Part of the point of building a library is the ability to throw on a film anytime. For me, the most important part of any movie collection is breadth. I want as many films in every genre from every era and every country as possible. If we’re having a conversation about Filipino exploitation films or British comedies or early Hollywood animation or whatever, I want examples on hand that I can easily pull out and play. That means that I’m often buying movies that I don’t intend to watch immediately, but that fill some hole in the collection. That drives my wife crazy because she would rather I make use of that money in some way that is of immediate benefit, while I see building a film library as a long-term project.
I was a first-generation home video kid. My children have no idea what it was like in the days before you could watch a movie in your house. As far as they’ve always known, movies are something you have in the house. I still remember sitting in a living room in Memphis watching my uncle demonstrate the first commercial VHS machine I’d ever seen, using “Jailhouse Rocks” as a demo, and that “A-HA!” realization that kicked in as I imagined the future and the ability to watch whatever I wanted whenever I wanted. I remember the jump to laserdisc and the early discussions of aspect ratio. These days, most people don’t think anything about seeing black bars on the screen, but when we first saw movies at home, no one considered doing that. My kids are never really going to understand how much pan-and-scan changed the experience of a movie, but I remember how much of a revelation it was when I saw certain films in the correct ratio for the first time, and how much it altered my idea of how to use a film frame.

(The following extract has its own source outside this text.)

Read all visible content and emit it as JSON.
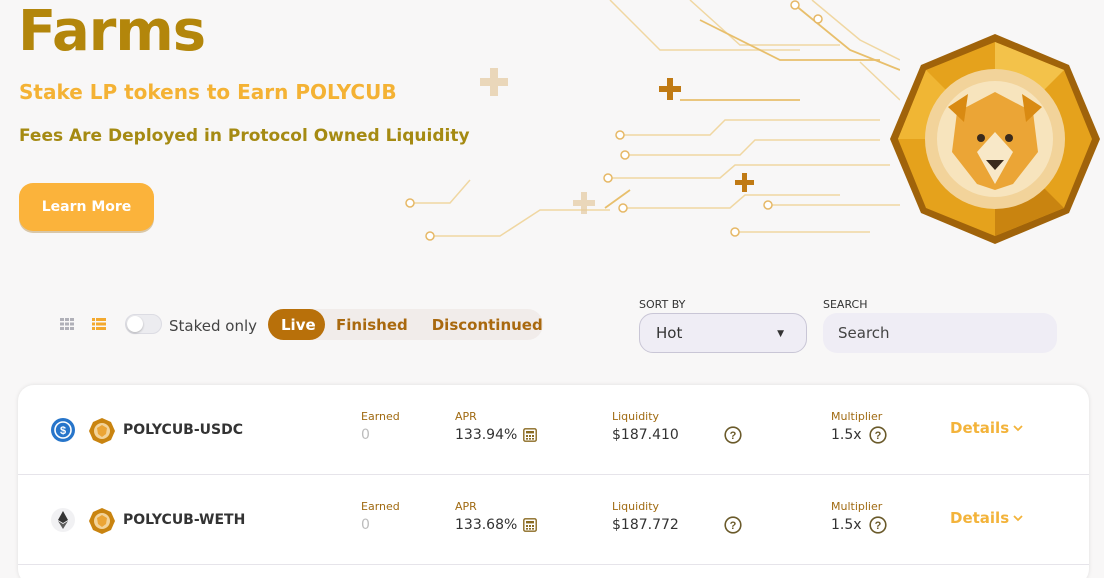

I love Blu-ray as a home video standard. I don’t think it’s the ultimate perfect never-going-to-be-improved format, but it’s incredible. I also love the utility of a streaming service like Netflix or Hulu, but not the resolution at this point. I think the entire industry is trying to figure out the future right now, and there are all sorts of exciting possibilities. I love the way Warner Archive works and the way they make titles available that don’t make sense for them to throw real marketing muscle behind. Universal and Sony have both started similar projects, and I’d love to eventually be able to pay a monthly fee to have access to all of Warner’s material in high-def, or all of Universal’s, or all of Disney’s. That’s not to say I want to replace physical media, because I think there’s something undeniable about owning a piece of media. I see titles drop off of Netflix all the time because a licensing agreement came to an end, and with physical media, I don’t have to worry about that. Then again, things happen, and physical media can certainly get damaged. There is no perfect answer.
So I put the question to you: if you could create your perfect media player and library, what would it be? What do you need from your streaming/physical/Redbox/Gamefly? What’s the endgame for you as a consumer? If you could have anything, what would it be?

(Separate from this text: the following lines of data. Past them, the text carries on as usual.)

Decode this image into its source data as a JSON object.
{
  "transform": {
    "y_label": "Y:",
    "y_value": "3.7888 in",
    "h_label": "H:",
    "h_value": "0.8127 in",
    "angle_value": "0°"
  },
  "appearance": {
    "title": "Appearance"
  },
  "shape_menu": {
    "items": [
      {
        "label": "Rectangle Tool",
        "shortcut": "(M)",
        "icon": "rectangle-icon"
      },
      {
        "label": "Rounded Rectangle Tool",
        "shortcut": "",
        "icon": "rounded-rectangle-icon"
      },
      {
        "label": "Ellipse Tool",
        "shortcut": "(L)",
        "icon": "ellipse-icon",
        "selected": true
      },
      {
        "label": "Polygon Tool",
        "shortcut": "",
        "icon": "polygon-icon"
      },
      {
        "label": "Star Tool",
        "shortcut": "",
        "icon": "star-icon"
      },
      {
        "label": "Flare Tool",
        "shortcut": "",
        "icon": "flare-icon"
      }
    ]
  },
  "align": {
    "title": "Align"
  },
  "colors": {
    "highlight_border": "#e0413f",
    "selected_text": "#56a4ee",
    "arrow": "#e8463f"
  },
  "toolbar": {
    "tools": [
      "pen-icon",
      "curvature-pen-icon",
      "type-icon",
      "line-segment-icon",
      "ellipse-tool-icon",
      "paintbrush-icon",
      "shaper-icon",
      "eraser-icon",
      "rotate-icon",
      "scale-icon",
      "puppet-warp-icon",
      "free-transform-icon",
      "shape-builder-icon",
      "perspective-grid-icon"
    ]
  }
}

I look forward to reading your responses to this and all the other topics this week, and I’m thanking you in advance for participating, even if you don’t normally participate. If you guys don’t respond, this is going to be a very slow week here on the blog. I’m counting on you, and I hope that by the time I return next Monday, I’ll know a lot more about you, and that I can use your answers to help make Motion/Captured even better.